Finally, in April, a three-member board granted Clark parole at age 69. While one commissioner dissented, the majority wrote that “[i]n view of thus evidence of transformation and serving 38 years in prison, we no longer believe that your release would so deprecate your offense as to undermine respect for the law.”
Now criminal justice reform advocates want commissioners to conduct similar comprehensive case reviews and hearings for some 10,000 more elderly men and women who remain in prison, often long past the time they are eligible for release. They say the simplest way to make this happen is for Gov. Cuomo to fill seven empty seats on the 19-member parole board. In February, two commissioners were sick — leaving the board with the lowest staffing numbers in its history.

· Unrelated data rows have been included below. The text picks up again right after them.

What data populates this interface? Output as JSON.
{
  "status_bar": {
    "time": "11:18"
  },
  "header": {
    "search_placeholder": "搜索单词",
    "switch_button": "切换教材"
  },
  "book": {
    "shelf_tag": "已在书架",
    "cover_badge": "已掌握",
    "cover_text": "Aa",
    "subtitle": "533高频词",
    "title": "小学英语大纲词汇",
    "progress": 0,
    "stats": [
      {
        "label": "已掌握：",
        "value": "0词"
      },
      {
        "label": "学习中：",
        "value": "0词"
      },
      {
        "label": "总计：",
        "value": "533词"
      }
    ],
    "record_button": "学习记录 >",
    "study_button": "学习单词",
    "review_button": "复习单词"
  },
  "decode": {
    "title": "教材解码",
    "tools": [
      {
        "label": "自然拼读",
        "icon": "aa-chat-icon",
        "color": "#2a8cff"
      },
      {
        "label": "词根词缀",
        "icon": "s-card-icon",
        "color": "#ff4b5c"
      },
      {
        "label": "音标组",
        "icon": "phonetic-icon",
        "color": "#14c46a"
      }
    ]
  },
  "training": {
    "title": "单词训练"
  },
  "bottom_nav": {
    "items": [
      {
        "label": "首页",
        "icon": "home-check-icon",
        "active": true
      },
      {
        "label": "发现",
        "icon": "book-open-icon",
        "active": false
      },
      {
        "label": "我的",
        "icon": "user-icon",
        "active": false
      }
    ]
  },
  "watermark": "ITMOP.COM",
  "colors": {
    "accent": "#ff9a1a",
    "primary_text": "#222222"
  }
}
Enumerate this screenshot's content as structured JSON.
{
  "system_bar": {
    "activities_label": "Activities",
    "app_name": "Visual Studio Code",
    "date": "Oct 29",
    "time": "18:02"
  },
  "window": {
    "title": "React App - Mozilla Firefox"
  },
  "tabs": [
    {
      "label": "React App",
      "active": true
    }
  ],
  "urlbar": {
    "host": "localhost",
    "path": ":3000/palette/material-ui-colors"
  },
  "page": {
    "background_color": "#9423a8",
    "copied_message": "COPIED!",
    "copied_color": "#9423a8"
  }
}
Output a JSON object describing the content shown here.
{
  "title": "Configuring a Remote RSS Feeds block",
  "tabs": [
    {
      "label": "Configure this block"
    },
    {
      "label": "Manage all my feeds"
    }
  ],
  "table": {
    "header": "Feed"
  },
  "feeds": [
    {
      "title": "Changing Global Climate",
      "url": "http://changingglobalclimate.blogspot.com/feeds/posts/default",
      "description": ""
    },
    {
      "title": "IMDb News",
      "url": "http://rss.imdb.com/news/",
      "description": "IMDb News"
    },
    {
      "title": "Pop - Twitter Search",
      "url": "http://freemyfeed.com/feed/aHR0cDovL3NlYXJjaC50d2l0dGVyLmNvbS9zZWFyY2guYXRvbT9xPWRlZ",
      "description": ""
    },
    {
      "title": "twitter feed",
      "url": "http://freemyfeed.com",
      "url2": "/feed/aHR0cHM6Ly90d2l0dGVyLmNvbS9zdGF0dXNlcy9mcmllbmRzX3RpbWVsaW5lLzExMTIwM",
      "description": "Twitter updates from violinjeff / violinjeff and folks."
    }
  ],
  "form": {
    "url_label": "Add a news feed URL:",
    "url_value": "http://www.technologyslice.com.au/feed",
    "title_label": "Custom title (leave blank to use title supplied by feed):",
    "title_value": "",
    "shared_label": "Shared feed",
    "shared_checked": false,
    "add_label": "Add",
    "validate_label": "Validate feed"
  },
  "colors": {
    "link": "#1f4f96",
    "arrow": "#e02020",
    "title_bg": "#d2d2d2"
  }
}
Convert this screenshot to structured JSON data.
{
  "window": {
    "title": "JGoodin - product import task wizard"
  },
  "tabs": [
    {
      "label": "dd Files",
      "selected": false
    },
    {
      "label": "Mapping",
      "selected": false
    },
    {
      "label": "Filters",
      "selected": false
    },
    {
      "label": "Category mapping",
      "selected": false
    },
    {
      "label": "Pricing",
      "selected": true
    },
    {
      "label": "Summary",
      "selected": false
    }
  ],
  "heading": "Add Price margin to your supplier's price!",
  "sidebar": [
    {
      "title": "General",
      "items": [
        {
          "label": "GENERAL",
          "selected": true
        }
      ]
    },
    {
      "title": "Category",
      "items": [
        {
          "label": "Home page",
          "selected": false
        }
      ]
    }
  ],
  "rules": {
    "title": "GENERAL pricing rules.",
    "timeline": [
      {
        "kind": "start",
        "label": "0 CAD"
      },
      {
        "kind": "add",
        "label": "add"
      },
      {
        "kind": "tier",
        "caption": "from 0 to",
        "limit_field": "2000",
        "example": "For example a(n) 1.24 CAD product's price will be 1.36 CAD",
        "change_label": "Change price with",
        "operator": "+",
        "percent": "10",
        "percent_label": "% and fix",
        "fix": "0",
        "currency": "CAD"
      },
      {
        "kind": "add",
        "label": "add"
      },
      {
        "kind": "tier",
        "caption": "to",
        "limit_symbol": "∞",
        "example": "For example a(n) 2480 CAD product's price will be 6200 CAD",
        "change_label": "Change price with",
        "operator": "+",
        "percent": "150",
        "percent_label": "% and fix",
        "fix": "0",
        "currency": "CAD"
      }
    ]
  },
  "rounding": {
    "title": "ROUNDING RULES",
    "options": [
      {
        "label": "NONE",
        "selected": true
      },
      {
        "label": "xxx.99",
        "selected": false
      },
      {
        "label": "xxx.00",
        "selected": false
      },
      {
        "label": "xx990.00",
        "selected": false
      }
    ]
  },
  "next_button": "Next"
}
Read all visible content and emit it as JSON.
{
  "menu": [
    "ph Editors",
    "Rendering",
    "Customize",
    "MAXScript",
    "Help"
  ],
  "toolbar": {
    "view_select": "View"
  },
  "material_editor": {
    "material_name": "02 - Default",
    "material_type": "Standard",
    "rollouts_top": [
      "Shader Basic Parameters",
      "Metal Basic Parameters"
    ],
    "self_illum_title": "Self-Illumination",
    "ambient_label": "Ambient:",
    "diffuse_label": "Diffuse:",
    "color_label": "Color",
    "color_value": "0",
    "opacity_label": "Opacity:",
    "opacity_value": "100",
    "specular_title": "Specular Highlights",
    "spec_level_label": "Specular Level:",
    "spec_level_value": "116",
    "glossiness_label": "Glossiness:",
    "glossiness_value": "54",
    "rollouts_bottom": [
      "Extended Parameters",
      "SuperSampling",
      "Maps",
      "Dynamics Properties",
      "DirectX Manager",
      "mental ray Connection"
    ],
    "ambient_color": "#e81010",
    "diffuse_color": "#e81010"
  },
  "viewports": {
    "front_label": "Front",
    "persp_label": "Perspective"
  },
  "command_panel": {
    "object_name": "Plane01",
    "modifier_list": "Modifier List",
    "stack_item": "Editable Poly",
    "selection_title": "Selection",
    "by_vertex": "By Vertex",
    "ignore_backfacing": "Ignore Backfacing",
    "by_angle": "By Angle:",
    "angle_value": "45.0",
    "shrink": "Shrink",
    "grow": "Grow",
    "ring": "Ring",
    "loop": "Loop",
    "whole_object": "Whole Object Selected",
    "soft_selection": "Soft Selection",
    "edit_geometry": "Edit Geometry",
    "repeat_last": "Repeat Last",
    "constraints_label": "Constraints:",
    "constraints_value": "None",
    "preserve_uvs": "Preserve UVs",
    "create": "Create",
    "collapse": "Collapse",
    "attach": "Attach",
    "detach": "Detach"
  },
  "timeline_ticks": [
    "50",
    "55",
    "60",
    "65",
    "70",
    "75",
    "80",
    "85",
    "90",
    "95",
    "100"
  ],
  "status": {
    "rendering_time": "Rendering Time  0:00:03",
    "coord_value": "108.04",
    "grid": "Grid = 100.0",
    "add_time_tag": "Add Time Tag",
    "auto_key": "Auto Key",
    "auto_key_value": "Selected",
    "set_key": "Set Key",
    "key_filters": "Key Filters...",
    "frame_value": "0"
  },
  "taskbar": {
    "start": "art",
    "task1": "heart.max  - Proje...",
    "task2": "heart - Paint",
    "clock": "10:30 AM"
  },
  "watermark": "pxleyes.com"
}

“We are calling on Cuomo to fully staff the board with commissioners who believe in redemption and value rehabilitation and transformation,” said Jose Saldana, director of Release Aging People from Prison (RAPP). “Because it makes no sense to have a fully staffed board of punitive commissioners.”
Saldana was 66-years-0ld when a 3-member review board granted him parole 16 months ago. Like Clark, he had spent 38 years in prison, and his three-member review panel included one of six commissioners Cuomo added to the board in 2016 who have more diversified professional backgrounds than past members who tended to come law enforcement.
“She questioned me for 40 minutes as opposed to the usual eight minutes, not about my crime in 1979, but about what I’ve been doing throughout those decades since,” Saldana recalled. “After that long interview she determined I no longer posed a risk to public safety and they released me. That is the difference it makes to have a commissioner who can measure whether the person is a threat to public safety or isn’t.”
Low staffing levels have resulted in short interviews, and frequent postponements when review boards reduced to just two members come to a split decision. Last month the Black, Puerto Rican, Hispanic and Asian Caucus in the Legislature wrote in a letter to Cuomo that these “conditions have devastating consequences for incarcerated New Yorkers, as many seeking parole are aging and infirm and cannot afford to wait any longer for their appearances.”
Lawmakers already approved a state budget that funds 17 of the parole board’s 19 seats, but Cuomo has yet to fill them even though Democrats control the Senate and are expected to approve his appointments.
“Our message to Cuomo is no more excuses,” Dave George, Associate Director of RAPP, told The Indypendent. He says lawmakers should find additional funds in the state’s $2 billion prison budget to pay the other two commissioners.
Anyone Cuomo appoints must be vetted by two Senate committees, and RAPP wants the hearings to start now in order to ensure public input and transparency, instead of rushing through them in the final days of the legislative session next month.
A rally organized by RAPP scheduled for May 14 in Albany is set to bring hundreds of people from across the state to meet with legislators and urge Cuomo to act.
“It all is teed up of him to move forward,” said George. “This is a chance for Cuomo to continue what he says is a legacy of criminal justice reform. We think he needs to do more and this is an easy way for him to do it.”
Gov. Andrew Cuomo (center) tours Great Meadow Correctional Facility in Comstock, N.Y. Credit: Mike Groll/Office of Governor Andrew M. Cuomo.